Several events held in North Texas in support of peace in Ukraine
FRISCO, Texas - There were several events held across North Texas this weekend as people showed support for Ukraine.
Some have family in Ukraine who were able to get out.
For others, Russia's attacks are blocking any hopes of their loved ones trying to run.
Fears were heightened on a rainy Sunday in Frisco, as hundreds marched for peace in Ukraine.
Some wore blue and yellow, while others held the Ukrainian flag high.
"Day number 11 and I lost my sleep," said Kateryna Volik.
Volik’s family is in Sumy, along the Ukraine-Russia border.
"Right now, they are not evacuating nobody from my city because the roads are very bad and a very serious situation," she added.
Reports of Russia deliberately attacking civilians are ramping up, with the Ukrainian death toll rising.
RELATED: Russian attacks halt planned civilian evacuations in Ukraine for 2nd time, official says
Families are now unable to escape the country with routes to safety turning too dangerous.
Volik’s parents are stuck, but stepping up to help.
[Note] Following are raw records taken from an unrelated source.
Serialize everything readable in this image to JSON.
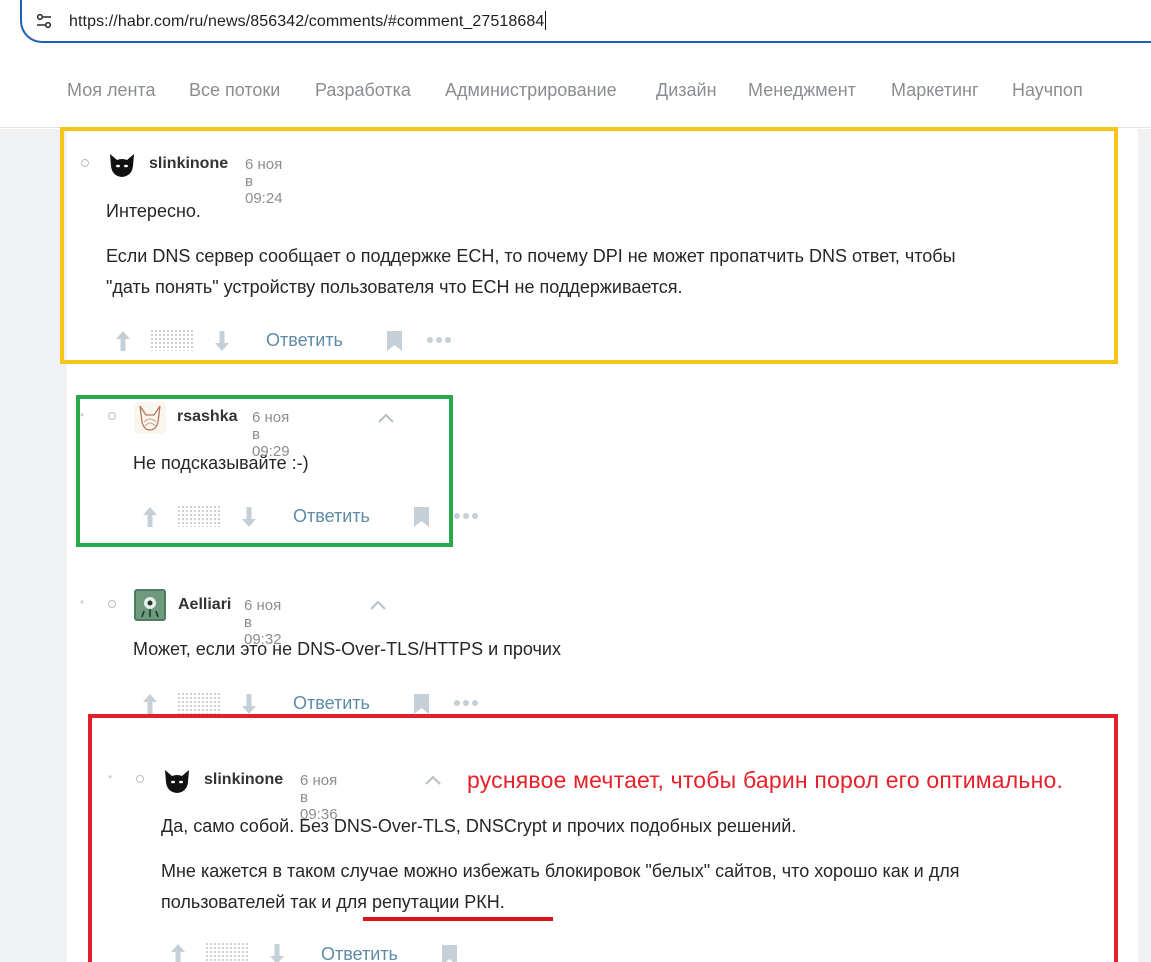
{
  "browser": {
    "url": "https://habr.com/ru/news/856342/comments/#comment_27518684"
  },
  "nav": {
    "items": [
      "Моя лента",
      "Все потоки",
      "Разработка",
      "Администрирование",
      "Дизайн",
      "Менеджмент",
      "Маркетинг",
      "Научпоп"
    ]
  },
  "comments": [
    {
      "user": "slinkinone",
      "time": "6 ноя в 09:24",
      "paragraphs": [
        "Интересно.",
        "Если DNS сервер сообщает о поддержке ECH, то почему DPI не может пропатчить DNS ответ, чтобы",
        "\"дать понять\" устройству пользователя что ECH не поддерживается."
      ],
      "reply_label": "Ответить"
    },
    {
      "user": "rsashka",
      "time": "6 ноя в 09:29",
      "paragraphs": [
        "Не подсказывайте :-)"
      ],
      "reply_label": "Ответить"
    },
    {
      "user": "Aelliari",
      "time": "6 ноя в 09:32",
      "paragraphs": [
        "Может, если это не DNS-Over-TLS/HTTPS и прочих"
      ],
      "reply_label": "Ответить"
    },
    {
      "user": "slinkinone",
      "time": "6 ноя в 09:36",
      "paragraphs": [
        "Да, само собой. Без DNS-Over-TLS, DNSCrypt и прочих подобных решений.",
        "Мне кажется в таком случае можно избежать блокировок \"белых\" сайтов, что хорошо как и для",
        "пользователей так и для репутации РКН."
      ],
      "reply_label": "Ответить"
    }
  ],
  "annotation": {
    "text": "руснявое мечтает, чтобы барин порол его оптимально.",
    "color": "#e8202a"
  },
  "frames": {
    "yellow": "#f5c518",
    "green": "#2aa84a",
    "red": "#e0202a"
  },
  "icons": {
    "url_bar": "site-settings-icon",
    "upvote": "arrow-up-icon",
    "downvote": "arrow-down-icon",
    "bookmark": "bookmark-icon",
    "more": "more-dots-icon",
    "collapse": "chevron-up-icon"
  }
}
"My mom is cooking food and feeding soldiers," Volik said. "She says she’s trying to do civil things and we don’t understand what is the reason."
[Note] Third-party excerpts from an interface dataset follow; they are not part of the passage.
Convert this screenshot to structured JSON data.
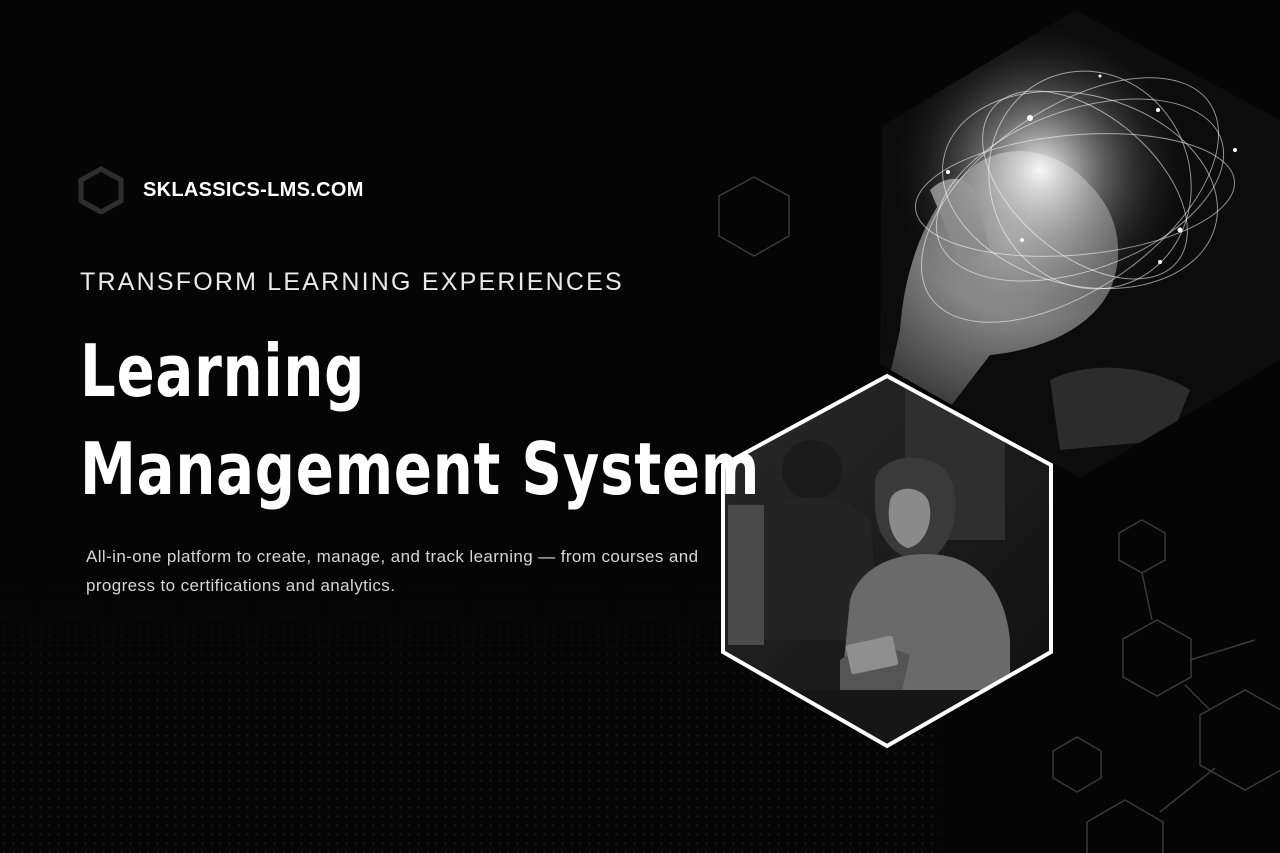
{
  "brand": {
    "icon": "hexagon-icon",
    "name": "SKLASSICS-LMS.COM"
  },
  "hero": {
    "tagline": "TRANSFORM LEARNING EXPERIENCES",
    "headline_line1": "Learning",
    "headline_line2": "Management System",
    "description": "All-in-one platform to create, manage, and track learning — from courses and progress to certifications and analytics."
  },
  "images": {
    "top": "hand-network-image",
    "bottom": "woman-laptop-image"
  },
  "colors": {
    "background": "#050505",
    "text": "#ffffff",
    "accent_outline": "#ffffff"
  }
}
According to the UN, 1.5 million refugees have now fled Ukraine.
This weekend, Ukraine’s president gave a stark warning that an imminent attack is upon Odessa.
"How do you make someone go and be okay with shooting at people?" asked Tatyana Neuner, who has family in Ukraine.
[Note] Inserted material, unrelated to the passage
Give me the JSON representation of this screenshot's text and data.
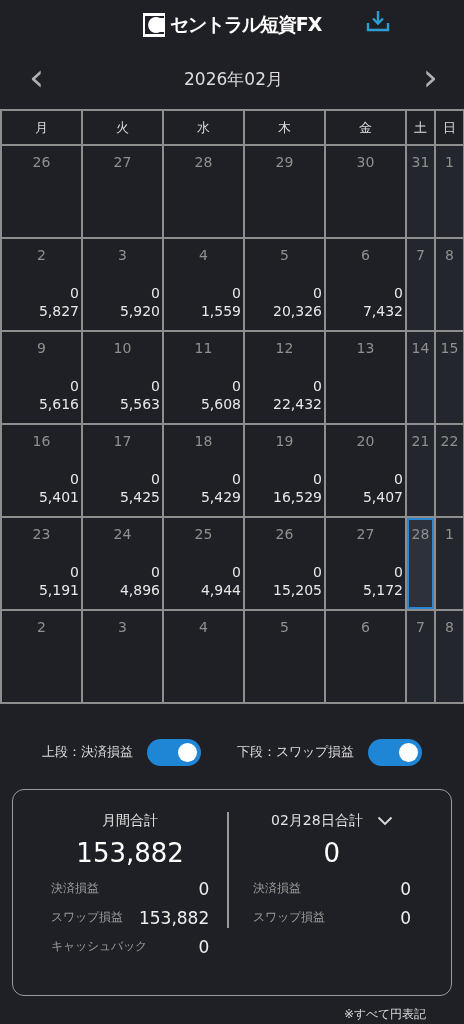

Her brother and his wife live in Odessa.
Thankfully, Neuner’s sister and nephew were able to cross safely into Poland.
"Nobody wants this. The whole world is backing up Ukraine, but it’s not enough," Neuner said. "Everybody is afraid of Putin because he is trigger happy."
Also Sunday, Russian Americans protested against Putin in Fort Worth.
A stark contrast to the scenes in Moscow of Russian resistance.
Thousands have been detained across Russia for participating in anti-war protests.
"We have a voice here in this country. Thank God for democracy in the U.S. We can’t stay quiet," Alyssa Honer said.
Ukrainians living in North Texas are begging for the Russian government to back down.
"It’s their choice. They have to make a choice to not kill Ukrainians," Iryna Chernets said.
But for now, Chernets worries her family doesn’t have a choice.
Her father is left frightened in Ukraine’s capital.
"And we just don’t know what will happen," Chernets said.